Economies around the globe are working to recover and move past the challenges created by the pandemic. However, with inflation concerns mounting due to the Russian-Ukrainian conflict, creating growth opportunities is becoming more complex. While Russia and Ukraine are responsible for a relatively small share in output, they supply key essential goods, including food, energy, and fertilizers. With the availability of these goods threatened by war, this conflict will negatively impact the global economy at a critical juncture in its recovery.
While countries worldwide will experience the fallout from this conflict, it will hit lower-income countries the hardest. Fewer supplies and higher food prices mean the world’s poor will be the first to suffer. We cannot allow this outcome, and we must refrain from turning inward. The current crisis calls for protecting and expanding trade to ensure stable, equitable access to necessities. Restricting trade will push a sustainable economic recovery out of reach and amplify the instability many countries are experiencing.

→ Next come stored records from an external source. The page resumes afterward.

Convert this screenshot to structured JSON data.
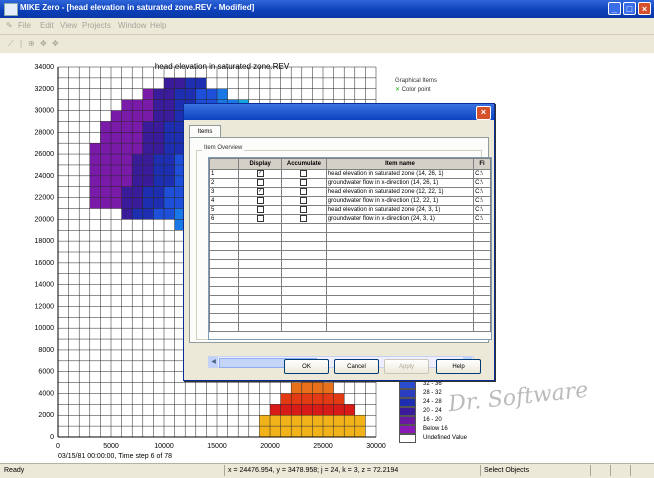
{
  "window": {
    "title": "MIKE Zero - [head elevation in saturated zone.REV - Modified]",
    "min": "_",
    "max": "□",
    "close": "×"
  },
  "menu": [
    "File",
    "Edit",
    "View",
    "Projects",
    "Window",
    "Help"
  ],
  "chart_data": {
    "type": "heatmap",
    "title": "head elevation in saturated zone.REV",
    "xlim": [
      0,
      30000
    ],
    "ylim": [
      0,
      34000
    ],
    "xticks": [
      0,
      5000,
      10000,
      15000,
      20000,
      25000,
      30000
    ],
    "yticks": [
      0,
      2000,
      4000,
      6000,
      8000,
      10000,
      12000,
      14000,
      16000,
      18000,
      20000,
      22000,
      24000,
      26000,
      28000,
      30000,
      32000,
      34000
    ],
    "time_caption": "03/15/81 00:00:00, Time step 6 of 78",
    "legend": [
      {
        "label": "32 - 36",
        "color": "#2b4ccf"
      },
      {
        "label": "28 - 32",
        "color": "#2a3cc0"
      },
      {
        "label": "24 - 28",
        "color": "#1d2fb0"
      },
      {
        "label": "20 - 24",
        "color": "#3a1c9a"
      },
      {
        "label": "16 - 20",
        "color": "#6a1aa0"
      },
      {
        "label": "Below 16",
        "color": "#8a1ab8"
      },
      {
        "label": "Undefined Value",
        "color": "#ffffff"
      }
    ],
    "graphical_items": [
      "Graphical Items",
      "Color point"
    ]
  },
  "dialog": {
    "tab": "Items",
    "group": "Item Overview",
    "columns": [
      "",
      "Display",
      "Accumulate",
      "Item name",
      "Fi"
    ],
    "rows": [
      {
        "no": "1",
        "display": true,
        "accumulate": false,
        "name": "head elevation in saturated zone (14, 26, 1)",
        "file": "C:\\"
      },
      {
        "no": "2",
        "display": false,
        "accumulate": false,
        "name": "groundwater flow in x-direction (14, 26, 1)",
        "file": "C:\\"
      },
      {
        "no": "3",
        "display": true,
        "accumulate": false,
        "name": "head elevation in saturated zone (12, 22, 1)",
        "file": "C:\\"
      },
      {
        "no": "4",
        "display": false,
        "accumulate": false,
        "name": "groundwater flow in x-direction (12, 22, 1)",
        "file": "C:\\"
      },
      {
        "no": "5",
        "display": false,
        "accumulate": false,
        "name": "head elevation in saturated zone (24, 3, 1)",
        "file": "C:\\"
      },
      {
        "no": "6",
        "display": false,
        "accumulate": false,
        "name": "groundwater flow in x-direction (24, 3, 1)",
        "file": "C:\\"
      }
    ],
    "buttons": {
      "ok": "OK",
      "cancel": "Cancel",
      "apply": "Apply",
      "help": "Help"
    }
  },
  "status": {
    "ready": "Ready",
    "coords": "x = 24476.954, y = 3478.958; j = 24, k = 3, z = 72.2194",
    "mode": "Select Objects"
  },
  "watermark": "Dr. Software"
}
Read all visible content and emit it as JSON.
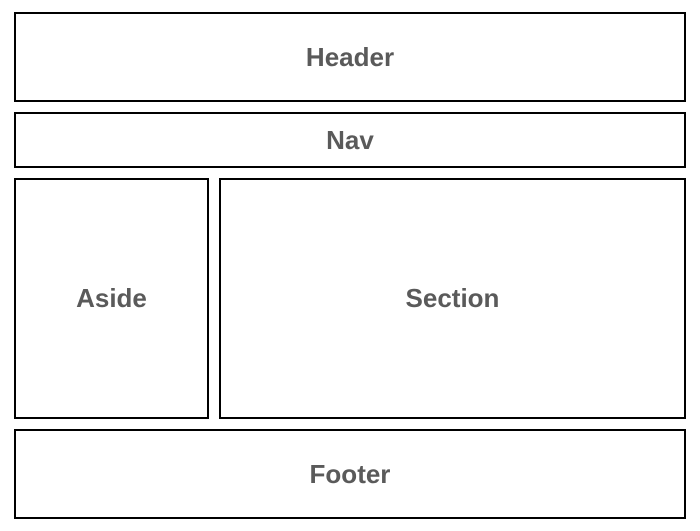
{
  "layout": {
    "header": {
      "label": "Header"
    },
    "nav": {
      "label": "Nav"
    },
    "aside": {
      "label": "Aside"
    },
    "section": {
      "label": "Section"
    },
    "footer": {
      "label": "Footer"
    }
  }
}
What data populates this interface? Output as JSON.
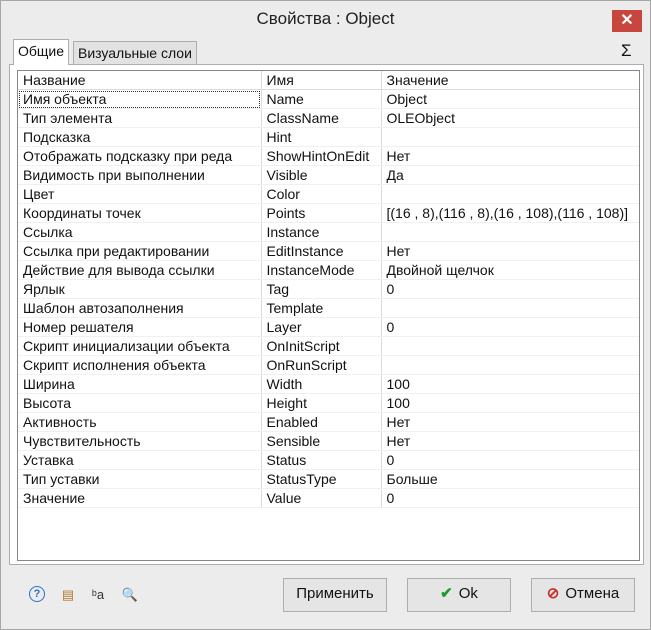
{
  "window": {
    "title": "Свойства : Object",
    "close_glyph": "✕"
  },
  "tabs": [
    {
      "label": "Общие",
      "active": true
    },
    {
      "label": "Визуальные слои",
      "active": false
    }
  ],
  "sigma_glyph": "Σ",
  "grid": {
    "headers": [
      "Название",
      "Имя",
      "Значение"
    ],
    "rows": [
      [
        "Имя объекта",
        "Name",
        "Object"
      ],
      [
        "Тип элемента",
        "ClassName",
        "OLEObject"
      ],
      [
        "Подсказка",
        "Hint",
        ""
      ],
      [
        "Отображать подсказку при реда",
        "ShowHintOnEdit",
        "Нет"
      ],
      [
        "Видимость при выполнении",
        "Visible",
        "Да"
      ],
      [
        "Цвет",
        "Color",
        ""
      ],
      [
        "Координаты точек",
        "Points",
        "[(16 , 8),(116 , 8),(16 , 108),(116 , 108)]"
      ],
      [
        "Ссылка",
        "Instance",
        ""
      ],
      [
        "Ссылка при редактировании",
        "EditInstance",
        "Нет"
      ],
      [
        "Действие для вывода ссылки",
        "InstanceMode",
        "Двойной щелчок"
      ],
      [
        "Ярлык",
        "Tag",
        "0"
      ],
      [
        "Шаблон автозаполнения",
        "Template",
        ""
      ],
      [
        "Номер решателя",
        "Layer",
        "0"
      ],
      [
        "Скрипт инициализации объекта",
        "OnInitScript",
        ""
      ],
      [
        "Скрипт исполнения объекта",
        "OnRunScript",
        ""
      ],
      [
        "Ширина",
        "Width",
        "100"
      ],
      [
        "Высота",
        "Height",
        "100"
      ],
      [
        "Активность",
        "Enabled",
        "Нет"
      ],
      [
        "Чувствительность",
        "Sensible",
        "Нет"
      ],
      [
        "Уставка",
        "Status",
        "0"
      ],
      [
        "Тип уставки",
        "StatusType",
        "Больше"
      ],
      [
        "Значение",
        "Value",
        "0"
      ]
    ]
  },
  "toolbar_icons": [
    {
      "name": "help-icon",
      "glyph": "?",
      "color": "#2a6fd6"
    },
    {
      "name": "properties-icon",
      "glyph": "▤",
      "color": "#b07a2a"
    },
    {
      "name": "rename-icon",
      "glyph": "ᵇa",
      "color": "#333333"
    },
    {
      "name": "search-icon",
      "glyph": "🔍",
      "color": "#888888"
    }
  ],
  "buttons": {
    "apply_label": "Применить",
    "ok_label": "Ok",
    "ok_glyph": "✔",
    "cancel_label": "Отмена",
    "cancel_glyph": "⊘"
  }
}
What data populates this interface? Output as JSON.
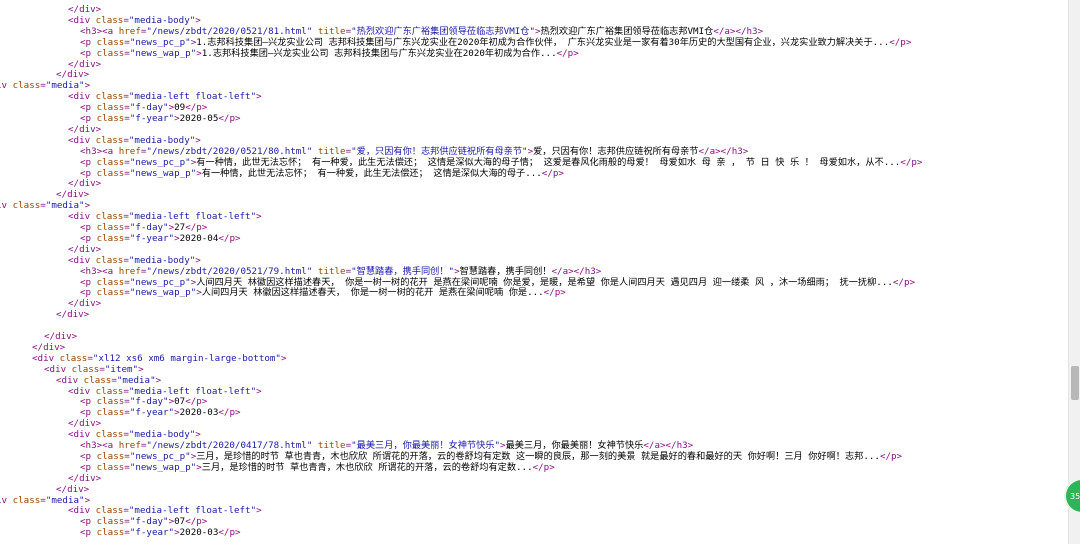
{
  "lines": [
    {
      "i": 68,
      "s": [
        [
          "tg",
          "</div>"
        ]
      ]
    },
    {
      "i": 68,
      "s": [
        [
          "tg",
          "<div "
        ],
        [
          "an",
          "class"
        ],
        [
          "tg",
          "="
        ],
        [
          "av",
          "\"media-body\""
        ],
        [
          "tg",
          ">"
        ]
      ]
    },
    {
      "i": 80,
      "s": [
        [
          "tg",
          "<h3><a "
        ],
        [
          "an",
          "href"
        ],
        [
          "tg",
          "="
        ],
        [
          "av",
          "\"/news/zbdt/2020/0521/81.html\""
        ],
        [
          "tg",
          " "
        ],
        [
          "an",
          "title"
        ],
        [
          "tg",
          "="
        ],
        [
          "av",
          "\"热烈欢迎广东广裕集团领导莅临志邦VMI仓\""
        ],
        [
          "tg",
          ">"
        ],
        [
          "tx",
          "热烈欢迎广东广裕集团领导莅临志邦VMI仓"
        ],
        [
          "tg",
          "</a></h3>"
        ]
      ]
    },
    {
      "i": 80,
      "s": [
        [
          "tg",
          "<p "
        ],
        [
          "an",
          "class"
        ],
        [
          "tg",
          "="
        ],
        [
          "av",
          "\"news_pc_p\""
        ],
        [
          "tg",
          ">"
        ],
        [
          "tx",
          "1.志邦科技集团—兴龙实业公司 志邦科技集团与广东兴龙实业在2020年初成为合作伙伴， 广东兴龙实业是一家有着30年历史的大型国有企业，兴龙实业致力解决关于..."
        ],
        [
          "tg",
          "</p>"
        ]
      ]
    },
    {
      "i": 80,
      "s": [
        [
          "tg",
          "<p "
        ],
        [
          "an",
          "class"
        ],
        [
          "tg",
          "="
        ],
        [
          "av",
          "\"news_wap_p\""
        ],
        [
          "tg",
          ">"
        ],
        [
          "tx",
          "1.志邦科技集团—兴龙实业公司 志邦科技集团与广东兴龙实业在2020年初成为合作..."
        ],
        [
          "tg",
          "</p>"
        ]
      ]
    },
    {
      "i": 68,
      "s": [
        [
          "tg",
          "</div>"
        ]
      ]
    },
    {
      "i": 56,
      "s": [
        [
          "tg",
          "</div>"
        ]
      ]
    },
    {
      "i": -4,
      "s": [
        [
          "tg",
          "iv "
        ],
        [
          "an",
          "class"
        ],
        [
          "tg",
          "="
        ],
        [
          "av",
          "\"media\""
        ],
        [
          "tg",
          ">"
        ]
      ]
    },
    {
      "i": 68,
      "s": [
        [
          "tg",
          "<div "
        ],
        [
          "an",
          "class"
        ],
        [
          "tg",
          "="
        ],
        [
          "av",
          "\"media-left float-left\""
        ],
        [
          "tg",
          ">"
        ]
      ]
    },
    {
      "i": 80,
      "s": [
        [
          "tg",
          "<p "
        ],
        [
          "an",
          "class"
        ],
        [
          "tg",
          "="
        ],
        [
          "av",
          "\"f-day\""
        ],
        [
          "tg",
          ">"
        ],
        [
          "tx",
          "09"
        ],
        [
          "tg",
          "</p>"
        ]
      ]
    },
    {
      "i": 80,
      "s": [
        [
          "tg",
          "<p "
        ],
        [
          "an",
          "class"
        ],
        [
          "tg",
          "="
        ],
        [
          "av",
          "\"f-year\""
        ],
        [
          "tg",
          ">"
        ],
        [
          "tx",
          "2020-05"
        ],
        [
          "tg",
          "</p>"
        ]
      ]
    },
    {
      "i": 68,
      "s": [
        [
          "tg",
          "</div>"
        ]
      ]
    },
    {
      "i": 68,
      "s": [
        [
          "tg",
          "<div "
        ],
        [
          "an",
          "class"
        ],
        [
          "tg",
          "="
        ],
        [
          "av",
          "\"media-body\""
        ],
        [
          "tg",
          ">"
        ]
      ]
    },
    {
      "i": 80,
      "s": [
        [
          "tg",
          "<h3><a "
        ],
        [
          "an",
          "href"
        ],
        [
          "tg",
          "="
        ],
        [
          "av",
          "\"/news/zbdt/2020/0521/80.html\""
        ],
        [
          "tg",
          " "
        ],
        [
          "an",
          "title"
        ],
        [
          "tg",
          "="
        ],
        [
          "av",
          "\"爱，只因有你！志邦供应链祝所有母亲节\""
        ],
        [
          "tg",
          ">"
        ],
        [
          "tx",
          "爱，只因有你！志邦供应链祝所有母亲节"
        ],
        [
          "tg",
          "</a></h3>"
        ]
      ]
    },
    {
      "i": 80,
      "s": [
        [
          "tg",
          "<p "
        ],
        [
          "an",
          "class"
        ],
        [
          "tg",
          "="
        ],
        [
          "av",
          "\"news_pc_p\""
        ],
        [
          "tg",
          ">"
        ],
        [
          "tx",
          "有一种情，此世无法忘怀； 有一种爱，此生无法偿还； 这情是深似大海的母子情； 这爱是春风化雨般的母爱！ 母爱如水 母 亲 ， 节 日 快 乐 ！ 母爱如水，从不..."
        ],
        [
          "tg",
          "</p>"
        ]
      ]
    },
    {
      "i": 80,
      "s": [
        [
          "tg",
          "<p "
        ],
        [
          "an",
          "class"
        ],
        [
          "tg",
          "="
        ],
        [
          "av",
          "\"news_wap_p\""
        ],
        [
          "tg",
          ">"
        ],
        [
          "tx",
          "有一种情，此世无法忘怀； 有一种爱，此生无法偿还； 这情是深似大海的母子..."
        ],
        [
          "tg",
          "</p>"
        ]
      ]
    },
    {
      "i": 68,
      "s": [
        [
          "tg",
          "</div>"
        ]
      ]
    },
    {
      "i": 56,
      "s": [
        [
          "tg",
          "</div>"
        ]
      ]
    },
    {
      "i": -4,
      "s": [
        [
          "tg",
          "iv "
        ],
        [
          "an",
          "class"
        ],
        [
          "tg",
          "="
        ],
        [
          "av",
          "\"media\""
        ],
        [
          "tg",
          ">"
        ]
      ]
    },
    {
      "i": 68,
      "s": [
        [
          "tg",
          "<div "
        ],
        [
          "an",
          "class"
        ],
        [
          "tg",
          "="
        ],
        [
          "av",
          "\"media-left float-left\""
        ],
        [
          "tg",
          ">"
        ]
      ]
    },
    {
      "i": 80,
      "s": [
        [
          "tg",
          "<p "
        ],
        [
          "an",
          "class"
        ],
        [
          "tg",
          "="
        ],
        [
          "av",
          "\"f-day\""
        ],
        [
          "tg",
          ">"
        ],
        [
          "tx",
          "27"
        ],
        [
          "tg",
          "</p>"
        ]
      ]
    },
    {
      "i": 80,
      "s": [
        [
          "tg",
          "<p "
        ],
        [
          "an",
          "class"
        ],
        [
          "tg",
          "="
        ],
        [
          "av",
          "\"f-year\""
        ],
        [
          "tg",
          ">"
        ],
        [
          "tx",
          "2020-04"
        ],
        [
          "tg",
          "</p>"
        ]
      ]
    },
    {
      "i": 68,
      "s": [
        [
          "tg",
          "</div>"
        ]
      ]
    },
    {
      "i": 68,
      "s": [
        [
          "tg",
          "<div "
        ],
        [
          "an",
          "class"
        ],
        [
          "tg",
          "="
        ],
        [
          "av",
          "\"media-body\""
        ],
        [
          "tg",
          ">"
        ]
      ]
    },
    {
      "i": 80,
      "s": [
        [
          "tg",
          "<h3><a "
        ],
        [
          "an",
          "href"
        ],
        [
          "tg",
          "="
        ],
        [
          "av",
          "\"/news/zbdt/2020/0521/79.html\""
        ],
        [
          "tg",
          " "
        ],
        [
          "an",
          "title"
        ],
        [
          "tg",
          "="
        ],
        [
          "av",
          "\"智慧踏春，携手同创！\""
        ],
        [
          "tg",
          ">"
        ],
        [
          "tx",
          "智慧踏春，携手同创！"
        ],
        [
          "tg",
          "</a></h3>"
        ]
      ]
    },
    {
      "i": 80,
      "s": [
        [
          "tg",
          "<p "
        ],
        [
          "an",
          "class"
        ],
        [
          "tg",
          "="
        ],
        [
          "av",
          "\"news_pc_p\""
        ],
        [
          "tg",
          ">"
        ],
        [
          "tx",
          "人间四月天 林徽因这样描述春天， 你是一树一树的花开 是燕在梁间呢喃 你是爱，是暖，是希望 你是人间四月天 遇见四月 迎一缕柔 风 ，沐一场细雨； 抚一抚柳..."
        ],
        [
          "tg",
          "</p>"
        ]
      ]
    },
    {
      "i": 80,
      "s": [
        [
          "tg",
          "<p "
        ],
        [
          "an",
          "class"
        ],
        [
          "tg",
          "="
        ],
        [
          "av",
          "\"news_wap_p\""
        ],
        [
          "tg",
          ">"
        ],
        [
          "tx",
          "人间四月天 林徽因这样描述春天， 你是一树一树的花开 是燕在梁间呢喃 你是..."
        ],
        [
          "tg",
          "</p>"
        ]
      ]
    },
    {
      "i": 68,
      "s": [
        [
          "tg",
          "</div>"
        ]
      ]
    },
    {
      "i": 56,
      "s": [
        [
          "tg",
          "</div>"
        ]
      ]
    },
    {
      "i": 56,
      "s": [
        [
          "tx",
          ""
        ]
      ]
    },
    {
      "i": 44,
      "s": [
        [
          "tg",
          "</div>"
        ]
      ]
    },
    {
      "i": 32,
      "s": [
        [
          "tg",
          "</div>"
        ]
      ]
    },
    {
      "i": 32,
      "s": [
        [
          "tg",
          "<div "
        ],
        [
          "an",
          "class"
        ],
        [
          "tg",
          "="
        ],
        [
          "av",
          "\"xl12 xs6 xm6 margin-large-bottom\""
        ],
        [
          "tg",
          ">"
        ]
      ]
    },
    {
      "i": 44,
      "s": [
        [
          "tg",
          "<div "
        ],
        [
          "an",
          "class"
        ],
        [
          "tg",
          "="
        ],
        [
          "av",
          "\"item\""
        ],
        [
          "tg",
          ">"
        ]
      ]
    },
    {
      "i": 56,
      "s": [
        [
          "tg",
          "<div "
        ],
        [
          "an",
          "class"
        ],
        [
          "tg",
          "="
        ],
        [
          "av",
          "\"media\""
        ],
        [
          "tg",
          ">"
        ]
      ]
    },
    {
      "i": 68,
      "s": [
        [
          "tg",
          "<div "
        ],
        [
          "an",
          "class"
        ],
        [
          "tg",
          "="
        ],
        [
          "av",
          "\"media-left float-left\""
        ],
        [
          "tg",
          ">"
        ]
      ]
    },
    {
      "i": 80,
      "s": [
        [
          "tg",
          "<p "
        ],
        [
          "an",
          "class"
        ],
        [
          "tg",
          "="
        ],
        [
          "av",
          "\"f-day\""
        ],
        [
          "tg",
          ">"
        ],
        [
          "tx",
          "07"
        ],
        [
          "tg",
          "</p>"
        ]
      ]
    },
    {
      "i": 80,
      "s": [
        [
          "tg",
          "<p "
        ],
        [
          "an",
          "class"
        ],
        [
          "tg",
          "="
        ],
        [
          "av",
          "\"f-year\""
        ],
        [
          "tg",
          ">"
        ],
        [
          "tx",
          "2020-03"
        ],
        [
          "tg",
          "</p>"
        ]
      ]
    },
    {
      "i": 68,
      "s": [
        [
          "tg",
          "</div>"
        ]
      ]
    },
    {
      "i": 68,
      "s": [
        [
          "tg",
          "<div "
        ],
        [
          "an",
          "class"
        ],
        [
          "tg",
          "="
        ],
        [
          "av",
          "\"media-body\""
        ],
        [
          "tg",
          ">"
        ]
      ]
    },
    {
      "i": 80,
      "s": [
        [
          "tg",
          "<h3><a "
        ],
        [
          "an",
          "href"
        ],
        [
          "tg",
          "="
        ],
        [
          "av",
          "\"/news/zbdt/2020/0417/78.html\""
        ],
        [
          "tg",
          " "
        ],
        [
          "an",
          "title"
        ],
        [
          "tg",
          "="
        ],
        [
          "av",
          "\"最美三月，你最美丽！女神节快乐\""
        ],
        [
          "tg",
          ">"
        ],
        [
          "tx",
          "最美三月，你最美丽！女神节快乐"
        ],
        [
          "tg",
          "</a></h3>"
        ]
      ]
    },
    {
      "i": 80,
      "s": [
        [
          "tg",
          "<p "
        ],
        [
          "an",
          "class"
        ],
        [
          "tg",
          "="
        ],
        [
          "av",
          "\"news_pc_p\""
        ],
        [
          "tg",
          ">"
        ],
        [
          "tx",
          "三月，是珍惜的时节 草也青青，木也欣欣 所谓花的开落，云的卷舒均有定数 这一瞬的良辰，那一刻的美景 就是最好的春和最好的天 你好啊！三月 你好啊！志邦..."
        ],
        [
          "tg",
          "</p>"
        ]
      ]
    },
    {
      "i": 80,
      "s": [
        [
          "tg",
          "<p "
        ],
        [
          "an",
          "class"
        ],
        [
          "tg",
          "="
        ],
        [
          "av",
          "\"news_wap_p\""
        ],
        [
          "tg",
          ">"
        ],
        [
          "tx",
          "三月，是珍惜的时节 草也青青，木也欣欣 所谓花的开落，云的卷舒均有定数..."
        ],
        [
          "tg",
          "</p>"
        ]
      ]
    },
    {
      "i": 68,
      "s": [
        [
          "tg",
          "</div>"
        ]
      ]
    },
    {
      "i": 56,
      "s": [
        [
          "tg",
          "</div>"
        ]
      ]
    },
    {
      "i": -4,
      "s": [
        [
          "tg",
          "iv "
        ],
        [
          "an",
          "class"
        ],
        [
          "tg",
          "="
        ],
        [
          "av",
          "\"media\""
        ],
        [
          "tg",
          ">"
        ]
      ]
    },
    {
      "i": 68,
      "s": [
        [
          "tg",
          "<div "
        ],
        [
          "an",
          "class"
        ],
        [
          "tg",
          "="
        ],
        [
          "av",
          "\"media-left float-left\""
        ],
        [
          "tg",
          ">"
        ]
      ]
    },
    {
      "i": 80,
      "s": [
        [
          "tg",
          "<p "
        ],
        [
          "an",
          "class"
        ],
        [
          "tg",
          "="
        ],
        [
          "av",
          "\"f-day\""
        ],
        [
          "tg",
          ">"
        ],
        [
          "tx",
          "07"
        ],
        [
          "tg",
          "</p>"
        ]
      ]
    },
    {
      "i": 80,
      "s": [
        [
          "tg",
          "<p "
        ],
        [
          "an",
          "class"
        ],
        [
          "tg",
          "="
        ],
        [
          "av",
          "\"f-year\""
        ],
        [
          "tg",
          ">"
        ],
        [
          "tx",
          "2020-03"
        ],
        [
          "tg",
          "</p>"
        ]
      ]
    }
  ],
  "badge": {
    "text": "35"
  },
  "colors": {
    "tag": "#881280",
    "attr_name": "#994500",
    "attr_value": "#1a1aa6",
    "text": "#000000",
    "badge": "#2fb457"
  }
}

Here in the Western Hemisphere, we have seen the fallout of regional instability firsthand, in the form of mass migration from Central America. Over the past few years, we have had record numbers of immigrants attempt to cross our southern border, and a significant cause for this exodus is economic instability. Increasing trade and incentivizing investment in the region’s key industries can help generate long-term prosperity and stability and mitigate mass migration.
Textile and apparel manufacturing are great examples of industries that have the potential to generate immense economic opportunities and bring stability to Central America. However, the success of these industries is dependent on increased U.S. apparel sourcing from the region. In order to improve sourcing, our leaders must take steps to update and expand current trade policies that currently hinder the ability of these sectors to meet their full potential.
The Central American-Dominican Republic Free Trade Agreement (CAFTA-DR), in particular, lacks the incentives needed to encourage expanded production within the Western Hemisphere. As a result, CAFTA-DR’s utilization rate for apparel sourcing hit a record low last year. President Joe Biden and his administration can reverse this trend by prioritizing trade policies that incentivize manufacturers, investors, and major retailers to expand their engagement in CAFTA-DR countries. In doing so, President Biden could help promote the growth of sustainable manufacturing jobs throughout the region while mitigating the root causes of mass migration.
World Trade Month reminds us of the critical role that global trade plays in creating jobs and strengthening economies around the globe. Our leaders here in the Western Hemisphere can do more to support our allies and bring stability to the region by prioritizing smart trade policies that put workers first, promote equitable growth, and advance opportunity and stability throughout the region.
Beth Hughes is the vice president of trade and customs policy at the American Apparel & Footwear Association. The views expressed are the author's own.